                case 2:
                   p += 1;

where x, m, n, o, and p are int

I've answered all of the questions given about how the code operates under different conditions, but I can not find this mysterious technical name for this kind of switch statement. I've tried a few creative google searches, and read several pages about switch statement, but can't find mention of a case like this where if and for are nested within. Can anyone point me in the right direction??

  • 4
    "goto in disguise" ;-) case 2 is particularly insidious, since it jumps over the assignment to o - this would be ill-formed with a more usual loop like for (int o = 0; o < 10; ++o). May 31, 2011 at 17:44
  • 4
    In my opinion the technical name should be "coding styles to avoid".
    – mah
    May 31, 2011 at 17:47
  • 4
    It seems similar to Duffs device, but not quite.

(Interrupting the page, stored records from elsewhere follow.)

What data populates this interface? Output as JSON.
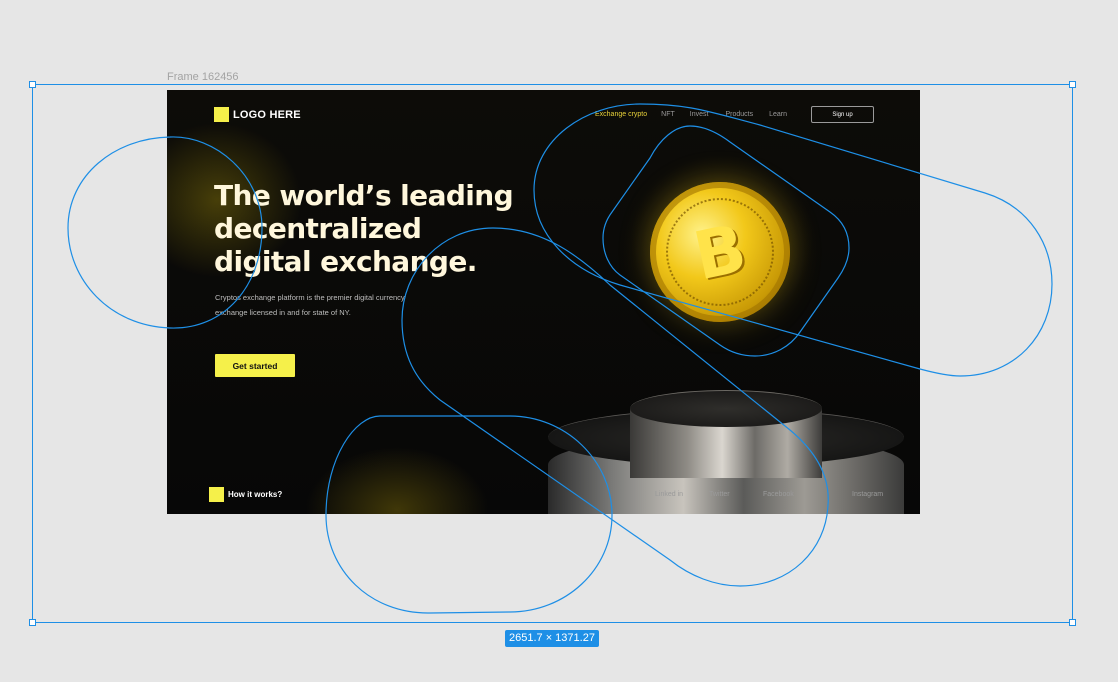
{
  "editor": {
    "frame_label": "Frame 162456",
    "dimensions": "2651.7 × 1371.27"
  },
  "site": {
    "logo_text": "LOGO HERE",
    "nav": [
      {
        "label": "Exchange crypto",
        "active": true
      },
      {
        "label": "NFT",
        "active": false
      },
      {
        "label": "Invest",
        "active": false
      },
      {
        "label": "Products",
        "active": false
      },
      {
        "label": "Learn",
        "active": false
      }
    ],
    "signup_label": "Sign up",
    "hero": {
      "title_lines": [
        "The world’s leading",
        "decentralized",
        "digital exchange."
      ],
      "subtitle_lines": [
        "Cryptos exchange platform is the premier digital currency",
        "exchange licensed in and for state of NY."
      ],
      "cta_label": "Get started"
    },
    "how_label": "How it works?",
    "social": [
      "Linked in",
      "Twitter",
      "Facebook",
      "Instagram"
    ],
    "coin_symbol": "B"
  },
  "colors": {
    "accent": "#f5f04a",
    "nav_active": "#e8d23a",
    "selection": "#1e8fe6",
    "background": "#e6e6e6"
  },
  "icons": {
    "logo_mark": "yellow-square-icon",
    "how_mark": "yellow-square-icon",
    "coin": "bitcoin-coin-icon"
  }
}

May 31, 2011 at 17:47
  • Maybe there is something I am not seeing but how does the for loop terminate if o is never incremented?
    – GWW
    May 31, 2011 at 17:51
  • 1
    @Dennis: I'd say that Duff's device is the application of the same syntactic peculiarity used by this code ("case labels are just labels, they don't introduce a syntactic scope") to a particular task (loop unrolling). So it is similar, possibly even similar enough that whoever set the assignment is expecting that answer. May 31, 2011 at 17:53

2 Answers 2


A famous technique that is closely related to this is known as "Duff's Device". The Wikipedia page has a fairly detailed discussion that includes the following passage:

C's default fall-through in case statements has long been one of its most controversial features; Duff observed that "This code forms some sort of argument in that debate, but I'm not sure whether it's for or against."

  • Note: There is another good, related article here.
    – pickypg
    May 31, 2011 at 17:58
  • oops, in the for statement c is meant to be o, fixed it. But yes, it does seem related to Duff's, thanks for pointing that out I'll read up on that further!
    – Jon
    May 31, 2011 at 17:59

I don't know if I've ever seen or heard of anything quite this twisted, but I wonder if your prof wasn't thinking of Duff's device. The original version was:

register n=(count+7)/8;
case 0:     do{      *to = *from++;
case 7:              *to = *from++;
case 6:              *to = *from++;
case 5:              *to = *from++;
case 4:              *to = *from++;
case 3:              *to = *from++;
case 2:              *to = *from++;
case 1:              *to = *from++;

(to pointed to a memory mapped IO register.) To quote Tom Duff (the inventor), "I feel a combination of pride and revulsion at this discovery," and "Many people (even bwk?) have said that the worst feature of C is that switches don't break automatically before each case label. This code forms some sort of argument in that debate, but I'm not sure whether it's for or against."

Many, many years ago (about the time Tom Duff invented this), I came up with something along the lines of:

switch ( category[*p] ) {
//  ...
case CH_DOT:
    if ( category[*(p + 1)] == CH_DIGIT )
case CH_DIGIT:
        p = parseNumber( p );
case CH_PUNCT:
        p = parsePunct( p );
//  ...

I never gave it a name, however, and never let it escape into production code.

Your Answer

By clicking “Post Your Answer”, you agree to our terms of service and acknowledge you have read our privacy policy.

Not the answer you're looking for? Browse other questions tagged or ask your own question.